The Cassettes – Rewind That for Me Please
I thought cassettes were obsolete… so imagine my surprise when I walk up to the merchandise table at The Cassettes show and see a stack of cassette tapes sitting there. Distracted by the other trinkets for sale, I return to the tapes and think to myself, “A band named ‘The Cassettes’ markets their new album on cassette tapes… seriously?” Seriously. Seriously awesome that is.
A popular and well-established DC-based band, The Cassettes describe their sound as “synth-infused country stomp.” What the heck is that supposed to sound like I thought, and now I know, but could never do justice trying to describe. The Cassettes put on a memorable performance at the Black Cat on October 17, featuring songs from their new album—Countach.
Listening to some of their earlier works before the show, I wasn’t quite sure what to expect from this new album and this latest incarnation of the band, but what I heard was unexpected and engaging. The performance showcased the band’s mastery of pulling together sounds I never thought would work into an artistic confluence that made me want to listen to it all again. The set list took advantage of the band’s range and variety of songs, but remained true to their fundamental sound. If you liked what you’ve heard on their earlier albums or are into “synth-infused country stomp” you’ll definitely like their new material. The beats are a little edgier at times, the vocals a little more robust, and the harmonization of sounds more ambitious overall.
Scanning the audience from time to time it was definitely a relatively thin crowd—considering it was a Friday night at the Black Cat—but it didn’t affect the bands performance or energy level. The kitsch factor is undeniably off the charts with this band and it made me love their performance all the more. Highlights from the show included seeing the theremin (the first musical instrument to be played without being touched) up close and personal and witnessing a group of grown men come out of seemingly no where and clap in syncopated unison to one of the songs. It doesn’t get much better than that.
The Cassettes proved their reputation as one of DC’s stand out local bands is well-deserved. Definitely check them out if you get the chance.
When I first heard about The Cassettes, the first thing that came to my mind was that they would be another electro-pop/indie rock band with an infatuation with neon clothing, fanny packs, and 80’s technology. I have never been so happy to learn just how wrong I was.

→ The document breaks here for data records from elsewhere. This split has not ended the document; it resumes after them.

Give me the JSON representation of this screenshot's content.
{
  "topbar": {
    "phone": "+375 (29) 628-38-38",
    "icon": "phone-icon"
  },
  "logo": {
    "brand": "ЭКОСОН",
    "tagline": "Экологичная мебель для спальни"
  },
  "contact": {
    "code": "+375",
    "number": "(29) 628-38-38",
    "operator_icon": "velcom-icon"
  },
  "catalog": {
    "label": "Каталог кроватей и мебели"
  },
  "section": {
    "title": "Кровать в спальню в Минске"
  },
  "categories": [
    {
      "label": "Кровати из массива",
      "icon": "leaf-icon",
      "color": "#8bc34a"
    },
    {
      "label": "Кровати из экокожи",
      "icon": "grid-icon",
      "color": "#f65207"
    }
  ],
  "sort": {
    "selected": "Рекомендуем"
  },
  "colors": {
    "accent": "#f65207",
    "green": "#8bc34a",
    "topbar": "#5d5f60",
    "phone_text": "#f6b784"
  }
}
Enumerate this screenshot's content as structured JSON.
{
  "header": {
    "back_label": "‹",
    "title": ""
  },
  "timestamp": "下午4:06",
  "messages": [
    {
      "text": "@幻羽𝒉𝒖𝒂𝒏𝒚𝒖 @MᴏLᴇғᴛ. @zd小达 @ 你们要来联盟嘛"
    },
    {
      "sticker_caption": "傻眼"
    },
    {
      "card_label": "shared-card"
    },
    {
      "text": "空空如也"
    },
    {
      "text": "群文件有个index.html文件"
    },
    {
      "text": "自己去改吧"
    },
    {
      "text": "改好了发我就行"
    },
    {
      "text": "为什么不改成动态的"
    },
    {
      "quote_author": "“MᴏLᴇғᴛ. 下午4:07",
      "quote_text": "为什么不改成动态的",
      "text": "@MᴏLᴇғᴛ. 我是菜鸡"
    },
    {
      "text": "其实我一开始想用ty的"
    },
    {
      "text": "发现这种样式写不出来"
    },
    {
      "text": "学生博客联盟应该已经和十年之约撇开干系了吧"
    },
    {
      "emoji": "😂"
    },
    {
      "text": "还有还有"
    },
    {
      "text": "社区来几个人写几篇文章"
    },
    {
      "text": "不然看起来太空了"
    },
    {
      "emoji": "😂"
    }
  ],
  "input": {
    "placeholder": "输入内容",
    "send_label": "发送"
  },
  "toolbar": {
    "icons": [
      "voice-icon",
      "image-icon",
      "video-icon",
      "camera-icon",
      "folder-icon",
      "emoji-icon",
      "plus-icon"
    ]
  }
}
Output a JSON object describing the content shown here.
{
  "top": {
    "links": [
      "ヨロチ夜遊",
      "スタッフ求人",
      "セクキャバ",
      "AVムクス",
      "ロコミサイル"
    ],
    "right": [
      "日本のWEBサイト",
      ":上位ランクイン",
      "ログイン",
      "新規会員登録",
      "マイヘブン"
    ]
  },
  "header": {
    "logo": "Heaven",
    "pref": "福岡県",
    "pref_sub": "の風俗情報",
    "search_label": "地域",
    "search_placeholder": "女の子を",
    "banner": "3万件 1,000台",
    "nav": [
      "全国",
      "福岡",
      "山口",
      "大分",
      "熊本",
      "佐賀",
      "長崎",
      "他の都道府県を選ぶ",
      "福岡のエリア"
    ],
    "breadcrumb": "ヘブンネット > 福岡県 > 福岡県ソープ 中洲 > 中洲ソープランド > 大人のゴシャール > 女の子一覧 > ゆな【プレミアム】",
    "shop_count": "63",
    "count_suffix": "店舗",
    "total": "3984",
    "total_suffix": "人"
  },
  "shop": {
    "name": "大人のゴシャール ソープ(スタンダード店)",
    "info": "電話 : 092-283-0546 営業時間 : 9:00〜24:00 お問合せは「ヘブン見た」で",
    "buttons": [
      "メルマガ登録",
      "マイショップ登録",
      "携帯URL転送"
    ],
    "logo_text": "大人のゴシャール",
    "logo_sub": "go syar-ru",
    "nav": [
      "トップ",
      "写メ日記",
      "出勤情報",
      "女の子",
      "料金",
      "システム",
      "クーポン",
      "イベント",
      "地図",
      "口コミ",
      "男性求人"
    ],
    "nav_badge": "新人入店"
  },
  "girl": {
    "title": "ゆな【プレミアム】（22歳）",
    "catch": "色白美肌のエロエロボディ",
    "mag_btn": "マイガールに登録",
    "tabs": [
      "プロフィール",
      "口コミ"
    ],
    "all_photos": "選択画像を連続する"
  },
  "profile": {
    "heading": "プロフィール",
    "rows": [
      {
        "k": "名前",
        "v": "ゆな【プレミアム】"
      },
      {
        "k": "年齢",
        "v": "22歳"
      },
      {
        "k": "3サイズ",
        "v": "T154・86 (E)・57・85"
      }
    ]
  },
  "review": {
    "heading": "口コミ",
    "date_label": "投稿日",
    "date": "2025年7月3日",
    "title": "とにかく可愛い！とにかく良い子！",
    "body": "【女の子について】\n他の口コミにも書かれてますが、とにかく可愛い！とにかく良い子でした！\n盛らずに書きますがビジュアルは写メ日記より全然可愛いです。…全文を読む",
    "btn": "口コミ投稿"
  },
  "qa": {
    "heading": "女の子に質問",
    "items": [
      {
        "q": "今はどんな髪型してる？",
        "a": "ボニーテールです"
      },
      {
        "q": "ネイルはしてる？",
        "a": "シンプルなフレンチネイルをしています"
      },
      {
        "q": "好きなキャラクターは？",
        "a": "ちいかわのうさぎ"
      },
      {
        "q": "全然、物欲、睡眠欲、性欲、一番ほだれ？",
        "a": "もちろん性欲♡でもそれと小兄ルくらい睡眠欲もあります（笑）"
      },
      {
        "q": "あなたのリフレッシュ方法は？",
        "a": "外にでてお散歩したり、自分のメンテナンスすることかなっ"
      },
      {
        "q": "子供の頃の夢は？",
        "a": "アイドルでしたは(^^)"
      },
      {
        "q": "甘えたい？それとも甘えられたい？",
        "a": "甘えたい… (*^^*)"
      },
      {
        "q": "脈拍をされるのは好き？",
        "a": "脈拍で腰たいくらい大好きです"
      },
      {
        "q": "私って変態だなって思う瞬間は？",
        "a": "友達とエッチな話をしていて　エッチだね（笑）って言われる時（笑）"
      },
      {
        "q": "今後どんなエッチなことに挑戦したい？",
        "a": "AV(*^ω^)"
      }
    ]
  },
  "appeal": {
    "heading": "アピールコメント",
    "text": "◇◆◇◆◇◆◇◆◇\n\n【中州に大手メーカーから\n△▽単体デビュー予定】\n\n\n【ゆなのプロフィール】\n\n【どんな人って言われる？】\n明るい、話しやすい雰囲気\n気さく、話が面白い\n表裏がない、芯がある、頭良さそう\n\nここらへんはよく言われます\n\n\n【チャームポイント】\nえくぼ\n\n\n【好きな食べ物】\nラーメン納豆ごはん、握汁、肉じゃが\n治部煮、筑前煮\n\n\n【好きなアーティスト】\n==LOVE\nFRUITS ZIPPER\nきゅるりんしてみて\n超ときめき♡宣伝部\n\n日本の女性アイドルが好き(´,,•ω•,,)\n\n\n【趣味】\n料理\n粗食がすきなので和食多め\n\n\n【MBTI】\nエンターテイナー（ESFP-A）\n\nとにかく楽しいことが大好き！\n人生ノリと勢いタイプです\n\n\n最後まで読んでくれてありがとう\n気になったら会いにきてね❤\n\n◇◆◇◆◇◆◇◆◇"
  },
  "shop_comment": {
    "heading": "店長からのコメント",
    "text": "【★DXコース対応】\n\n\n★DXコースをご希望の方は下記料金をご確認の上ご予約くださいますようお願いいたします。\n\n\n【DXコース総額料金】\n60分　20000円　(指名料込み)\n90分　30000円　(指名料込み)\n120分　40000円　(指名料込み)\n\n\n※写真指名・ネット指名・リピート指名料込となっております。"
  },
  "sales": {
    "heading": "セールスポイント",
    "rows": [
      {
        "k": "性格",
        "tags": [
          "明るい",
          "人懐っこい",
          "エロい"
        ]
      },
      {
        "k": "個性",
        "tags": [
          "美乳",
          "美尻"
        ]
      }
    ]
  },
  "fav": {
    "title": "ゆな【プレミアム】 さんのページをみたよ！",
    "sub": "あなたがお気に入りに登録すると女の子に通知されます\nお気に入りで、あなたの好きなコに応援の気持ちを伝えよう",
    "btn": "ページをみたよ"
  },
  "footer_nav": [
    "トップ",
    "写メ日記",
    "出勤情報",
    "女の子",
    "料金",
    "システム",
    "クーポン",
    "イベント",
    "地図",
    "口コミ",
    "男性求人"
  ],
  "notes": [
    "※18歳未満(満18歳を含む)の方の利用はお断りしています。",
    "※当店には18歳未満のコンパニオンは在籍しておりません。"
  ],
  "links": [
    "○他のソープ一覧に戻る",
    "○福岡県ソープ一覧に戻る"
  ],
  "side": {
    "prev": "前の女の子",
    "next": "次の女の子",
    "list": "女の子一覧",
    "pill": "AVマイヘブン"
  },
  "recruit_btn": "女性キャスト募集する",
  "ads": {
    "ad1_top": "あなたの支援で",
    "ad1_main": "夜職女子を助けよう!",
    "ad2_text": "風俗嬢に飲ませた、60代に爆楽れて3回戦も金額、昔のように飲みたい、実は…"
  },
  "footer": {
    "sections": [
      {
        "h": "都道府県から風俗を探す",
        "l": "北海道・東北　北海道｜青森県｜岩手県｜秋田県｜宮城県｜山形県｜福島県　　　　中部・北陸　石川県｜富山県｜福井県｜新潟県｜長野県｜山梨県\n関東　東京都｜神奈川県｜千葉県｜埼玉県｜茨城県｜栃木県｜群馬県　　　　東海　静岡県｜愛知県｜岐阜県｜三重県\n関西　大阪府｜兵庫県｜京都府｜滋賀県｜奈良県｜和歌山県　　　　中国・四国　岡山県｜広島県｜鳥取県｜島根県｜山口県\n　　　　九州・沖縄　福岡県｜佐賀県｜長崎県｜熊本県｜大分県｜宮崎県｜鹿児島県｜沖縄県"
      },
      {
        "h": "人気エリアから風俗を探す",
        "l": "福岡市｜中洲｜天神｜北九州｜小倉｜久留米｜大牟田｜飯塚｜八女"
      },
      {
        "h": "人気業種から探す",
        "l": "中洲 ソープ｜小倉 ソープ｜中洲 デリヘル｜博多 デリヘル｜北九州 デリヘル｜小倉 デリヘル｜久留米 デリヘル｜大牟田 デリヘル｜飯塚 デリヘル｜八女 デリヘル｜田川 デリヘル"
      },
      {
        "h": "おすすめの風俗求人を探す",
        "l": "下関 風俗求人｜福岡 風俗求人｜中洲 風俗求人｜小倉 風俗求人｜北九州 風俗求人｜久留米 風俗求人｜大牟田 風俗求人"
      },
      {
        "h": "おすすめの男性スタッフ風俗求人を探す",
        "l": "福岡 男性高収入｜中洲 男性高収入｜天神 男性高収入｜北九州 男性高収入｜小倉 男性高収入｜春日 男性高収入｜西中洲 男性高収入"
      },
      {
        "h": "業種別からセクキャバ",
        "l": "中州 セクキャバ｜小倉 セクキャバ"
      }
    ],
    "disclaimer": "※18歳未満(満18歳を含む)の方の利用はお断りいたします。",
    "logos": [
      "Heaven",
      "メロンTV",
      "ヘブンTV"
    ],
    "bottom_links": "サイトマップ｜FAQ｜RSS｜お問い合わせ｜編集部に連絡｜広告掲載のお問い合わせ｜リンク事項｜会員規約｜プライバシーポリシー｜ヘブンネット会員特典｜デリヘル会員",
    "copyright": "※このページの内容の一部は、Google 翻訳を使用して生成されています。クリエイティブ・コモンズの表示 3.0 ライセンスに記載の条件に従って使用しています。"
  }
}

The Cassettes took the Black Cat’s main stage and before I knew it the crowd had easily quadrupled in size since the last band had played. Clearly these guys had a strong following and I could see why. Like a band of Pied Pipers, they started to play songs from their latest album, “Countach” and we were all instantly mesmerized. Their sound can best be described as steampunk meets country stomp meets classic/indie/rock with a dash of South Asian and Parisian influence all stirred together by Tony Pastor himself in an underground vaudeville variety hall. (You still with me?) Their cornucopian sound was certainly matched by a variety of elements brought to the stage to help bring their music to life. Everything from the silent films being projected behind them to their clothing and instruments (e.g. an accordion, a mouth harp, a Resonator Guitar, and even a Theremin) helped transport you to another era and Arthur Harrison’s voice on “Our Whispers Wake No Clocks” from their “Neath the Path Moon” album took you to another world.
But perhaps the most effective element not just at their shows, but throughout the album, is the weaving of their different personalities, cultures, and experiences which give each song a slightly different tone and edge, while still maintaining a consistent sound throughout. (Well, that and their awesome merch table. Hello! I bought their new album on a cassette accompanied with a toy horse and matchbox car! Sweet!)
Although there were more bowler hats than side-ponytails, The Cassettes delivered a show that I certainly won’t forget. Now if I can only remember where my boom-box is…